═════ Excerpted data

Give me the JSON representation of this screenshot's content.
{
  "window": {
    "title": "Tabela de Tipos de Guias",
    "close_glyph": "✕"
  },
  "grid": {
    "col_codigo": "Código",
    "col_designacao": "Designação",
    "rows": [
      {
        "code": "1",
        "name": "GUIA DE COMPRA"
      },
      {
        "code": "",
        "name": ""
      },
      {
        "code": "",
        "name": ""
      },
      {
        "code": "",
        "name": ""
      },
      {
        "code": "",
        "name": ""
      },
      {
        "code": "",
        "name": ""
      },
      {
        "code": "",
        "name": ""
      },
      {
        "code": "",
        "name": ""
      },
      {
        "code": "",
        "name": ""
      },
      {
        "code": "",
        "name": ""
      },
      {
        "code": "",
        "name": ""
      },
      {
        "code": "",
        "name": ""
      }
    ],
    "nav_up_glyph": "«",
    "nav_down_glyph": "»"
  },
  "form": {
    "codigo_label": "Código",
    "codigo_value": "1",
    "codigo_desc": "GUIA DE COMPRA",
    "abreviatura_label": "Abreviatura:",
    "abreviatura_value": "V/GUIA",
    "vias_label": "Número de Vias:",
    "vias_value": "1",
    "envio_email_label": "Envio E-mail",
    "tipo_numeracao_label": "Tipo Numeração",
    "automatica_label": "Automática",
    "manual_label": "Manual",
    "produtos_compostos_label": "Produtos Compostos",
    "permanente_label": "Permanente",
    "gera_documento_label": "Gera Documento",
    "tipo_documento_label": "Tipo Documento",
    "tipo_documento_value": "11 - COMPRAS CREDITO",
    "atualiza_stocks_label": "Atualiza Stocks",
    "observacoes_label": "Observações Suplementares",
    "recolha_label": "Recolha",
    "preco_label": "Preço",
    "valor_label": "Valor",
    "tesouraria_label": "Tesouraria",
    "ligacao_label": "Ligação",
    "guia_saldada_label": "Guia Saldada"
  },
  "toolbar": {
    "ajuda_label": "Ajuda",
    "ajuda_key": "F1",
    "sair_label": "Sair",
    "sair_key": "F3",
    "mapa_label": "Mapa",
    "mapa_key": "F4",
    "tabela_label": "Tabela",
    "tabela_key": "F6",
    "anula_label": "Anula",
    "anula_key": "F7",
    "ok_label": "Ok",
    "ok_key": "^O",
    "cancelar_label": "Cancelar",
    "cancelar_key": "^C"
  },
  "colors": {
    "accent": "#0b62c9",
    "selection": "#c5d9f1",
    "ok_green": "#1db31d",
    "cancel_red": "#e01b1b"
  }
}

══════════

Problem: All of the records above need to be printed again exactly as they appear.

Exercise result:
Give me the JSON representation of this screenshot's content.
{
  "window": {
    "title": "Tabela de Tipos de Guias",
    "close_glyph": "✕"
  },
  "grid": {
    "col_codigo": "Código",
    "col_designacao": "Designação",
    "rows": [
      {
        "code": "1",
        "name": "GUIA DE COMPRA"
      },
      {
        "code": "",
        "name": ""
      },
      {
        "code": "",
        "name": ""
      },
      {
        "code": "",
        "name": ""
      },
      {
        "code": "",
        "name": ""
      },
      {
        "code": "",
        "name": ""
      },
      {
        "code": "",
        "name": ""
      },
      {
        "code": "",
        "name": ""
      },
      {
        "code": "",
        "name": ""
      },
      {
        "code": "",
        "name": ""
      },
      {
        "code": "",
        "name": ""
      },
      {
        "code": "",
        "name": ""
      }
    ],
    "nav_up_glyph": "«",
    "nav_down_glyph": "»"
  },
  "form": {
    "codigo_label": "Código",
    "codigo_value": "1",
    "codigo_desc": "GUIA DE COMPRA",
    "abreviatura_label": "Abreviatura:",
    "abreviatura_value": "V/GUIA",
    "vias_label": "Número de Vias:",
    "vias_value": "1",
    "envio_email_label": "Envio E-mail",
    "tipo_numeracao_label": "Tipo Numeração",
    "automatica_label": "Automática",
    "manual_label": "Manual",
    "produtos_compostos_label": "Produtos Compostos",
    "permanente_label": "Permanente",
    "gera_documento_label": "Gera Documento",
    "tipo_documento_label": "Tipo Documento",
    "tipo_documento_value": "11 - COMPRAS CREDITO",
    "atualiza_stocks_label": "Atualiza Stocks",
    "observacoes_label": "Observações Suplementares",
    "recolha_label": "Recolha",
    "preco_label": "Preço",
    "valor_label": "Valor",
    "tesouraria_label": "Tesouraria",
    "ligacao_label": "Ligação",
    "guia_saldada_label": "Guia Saldada"
  },
  "toolbar": {
    "ajuda_label": "Ajuda",
    "ajuda_key": "F1",
    "sair_label": "Sair",
    "sair_key": "F3",
    "mapa_label": "Mapa",
    "mapa_key": "F4",
    "tabela_label": "Tabela",
    "tabela_key": "F6",
    "anula_label": "Anula",
    "anula_key": "F7",
    "ok_label": "Ok",
    "ok_key": "^O",
    "cancelar_label": "Cancelar",
    "cancelar_key": "^C"
  },
  "colors": {
    "accent": "#0b62c9",
    "selection": "#c5d9f1",
    "ok_green": "#1db31d",
    "cancel_red": "#e01b1b"
  }
}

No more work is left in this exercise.